9. In the case on hand, the appellant claimed a sum of Rs.6,00,000/- including a sum of Rs.4,95,000/- towards loss of earnings and earning capacity to permanent disability. He also claimed other sums, though much evidence was not let in on this aspect, evidence was let in to show that he underwent major operation and incurred expenditure. He examined P.W.4, who is Orthopaedic Surgeon and Administrative Director of Madras Institute of Orthopaedic and Traumatology, Chennai (MIO Hospitals, for brevity). To prove the expenditure incurred, the appellant marked Exs.A.5 to A.39. The total amount he incurred is Rs.1,56,007-98ps. This aspect of the matter is not seriously disputed by advocate for Insurance company. Indeed, the insurer did not lead any evidence except marking Ex.B.1, policy. In that view of the matter, the appeal has to be partly allowed.

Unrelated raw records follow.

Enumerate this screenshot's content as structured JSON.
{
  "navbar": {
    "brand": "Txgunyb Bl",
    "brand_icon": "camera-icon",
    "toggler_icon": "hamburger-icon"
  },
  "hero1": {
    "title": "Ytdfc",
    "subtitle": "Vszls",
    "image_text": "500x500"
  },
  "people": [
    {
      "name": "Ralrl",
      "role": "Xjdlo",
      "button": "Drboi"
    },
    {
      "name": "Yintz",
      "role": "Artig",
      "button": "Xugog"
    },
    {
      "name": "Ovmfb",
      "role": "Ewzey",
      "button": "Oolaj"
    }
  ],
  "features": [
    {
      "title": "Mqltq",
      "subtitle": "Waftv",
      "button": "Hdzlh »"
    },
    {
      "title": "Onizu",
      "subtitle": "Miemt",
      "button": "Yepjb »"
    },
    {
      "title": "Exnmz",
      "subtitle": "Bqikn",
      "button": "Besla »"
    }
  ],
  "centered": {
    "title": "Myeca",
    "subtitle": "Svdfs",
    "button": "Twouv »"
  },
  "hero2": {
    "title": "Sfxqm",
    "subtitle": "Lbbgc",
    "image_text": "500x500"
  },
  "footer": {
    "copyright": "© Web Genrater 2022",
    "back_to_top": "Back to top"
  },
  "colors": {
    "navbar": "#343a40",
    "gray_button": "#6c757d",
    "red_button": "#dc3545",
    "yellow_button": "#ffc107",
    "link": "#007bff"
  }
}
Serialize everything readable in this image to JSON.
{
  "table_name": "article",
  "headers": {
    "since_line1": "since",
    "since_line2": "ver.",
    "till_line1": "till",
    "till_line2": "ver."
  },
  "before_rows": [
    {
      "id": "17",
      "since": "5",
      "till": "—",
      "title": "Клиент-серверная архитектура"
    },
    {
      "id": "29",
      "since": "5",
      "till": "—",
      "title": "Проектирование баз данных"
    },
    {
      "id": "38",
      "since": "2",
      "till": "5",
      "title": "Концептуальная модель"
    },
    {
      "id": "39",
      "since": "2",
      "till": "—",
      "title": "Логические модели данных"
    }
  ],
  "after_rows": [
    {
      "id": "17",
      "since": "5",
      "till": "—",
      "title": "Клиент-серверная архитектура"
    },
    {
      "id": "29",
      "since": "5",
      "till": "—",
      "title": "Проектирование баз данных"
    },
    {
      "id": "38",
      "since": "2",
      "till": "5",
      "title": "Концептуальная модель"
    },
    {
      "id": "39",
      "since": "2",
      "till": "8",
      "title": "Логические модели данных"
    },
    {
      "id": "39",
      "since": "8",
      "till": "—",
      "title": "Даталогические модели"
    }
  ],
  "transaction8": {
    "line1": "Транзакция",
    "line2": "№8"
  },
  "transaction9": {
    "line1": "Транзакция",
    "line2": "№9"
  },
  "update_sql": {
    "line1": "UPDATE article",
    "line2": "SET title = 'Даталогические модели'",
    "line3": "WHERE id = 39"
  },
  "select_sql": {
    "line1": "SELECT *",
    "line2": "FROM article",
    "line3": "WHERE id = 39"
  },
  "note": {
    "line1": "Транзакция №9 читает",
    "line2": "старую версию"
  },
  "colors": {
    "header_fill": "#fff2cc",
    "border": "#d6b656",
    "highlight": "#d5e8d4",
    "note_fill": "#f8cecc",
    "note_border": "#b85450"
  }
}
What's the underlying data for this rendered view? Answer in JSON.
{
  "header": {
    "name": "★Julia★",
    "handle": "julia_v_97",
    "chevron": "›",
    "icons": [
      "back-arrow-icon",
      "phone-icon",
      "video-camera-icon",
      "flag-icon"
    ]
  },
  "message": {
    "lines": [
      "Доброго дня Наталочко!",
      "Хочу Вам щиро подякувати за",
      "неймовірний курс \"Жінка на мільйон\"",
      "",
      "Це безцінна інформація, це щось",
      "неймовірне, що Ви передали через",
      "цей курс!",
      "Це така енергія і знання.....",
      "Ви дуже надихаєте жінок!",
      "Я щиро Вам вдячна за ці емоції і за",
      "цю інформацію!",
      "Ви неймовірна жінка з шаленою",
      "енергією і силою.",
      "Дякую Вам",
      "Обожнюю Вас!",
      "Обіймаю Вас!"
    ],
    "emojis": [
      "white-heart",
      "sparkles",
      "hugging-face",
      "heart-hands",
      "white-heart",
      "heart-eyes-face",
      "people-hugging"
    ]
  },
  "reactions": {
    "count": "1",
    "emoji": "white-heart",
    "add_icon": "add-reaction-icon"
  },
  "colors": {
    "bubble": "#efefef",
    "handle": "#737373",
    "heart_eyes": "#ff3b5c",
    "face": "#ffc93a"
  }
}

11. Having regard to the finding as above, the appellant would be entitled to a sum of Rs.1,56,000/- (rounded off) towards medical expenditure. In his O.P., he also claimed Rs.35,000/- towards medical treatment and extra nourishment. There is no evidence on record to show that he was in MIO Hospitals from 10.09.2003 to 24.10.2003, where he was operated, at which he suffered 50% disability. Therefore, a sum of Rs.25,000/- can be reasonably fixed as expenditure for medical treatment and extra nourishment. He also claimed a sum of Rs.40,000/- for pain and mental suffering. On this count, a sum of Rs.15,000/- can be allowed. He also claimed loss of amenities. Having regard to the calling of the appellant, he is an iron merchant, a sum of Rs.25,000/- can be granted. Insofar as loss of earning is concerned, except marking Ex.A.40, Income Tax Assessment Order, he did not produce any evidence regarding his income that an iron merchant cannot carry on its business with 50% disability is a thing, which has not been proved by the appellant. When the appellant took care to lead evidence regarding the medical treatment, he underwent operation after filing of O.P., he did not take any steps to adduce evidence regarding business loss or fall in the turnover of the business only due to disability suffered by him. However, a sum of Rs.25,000 is awarded. Thus the petitioner would be entitled a sum of Rs.2,46,000/-.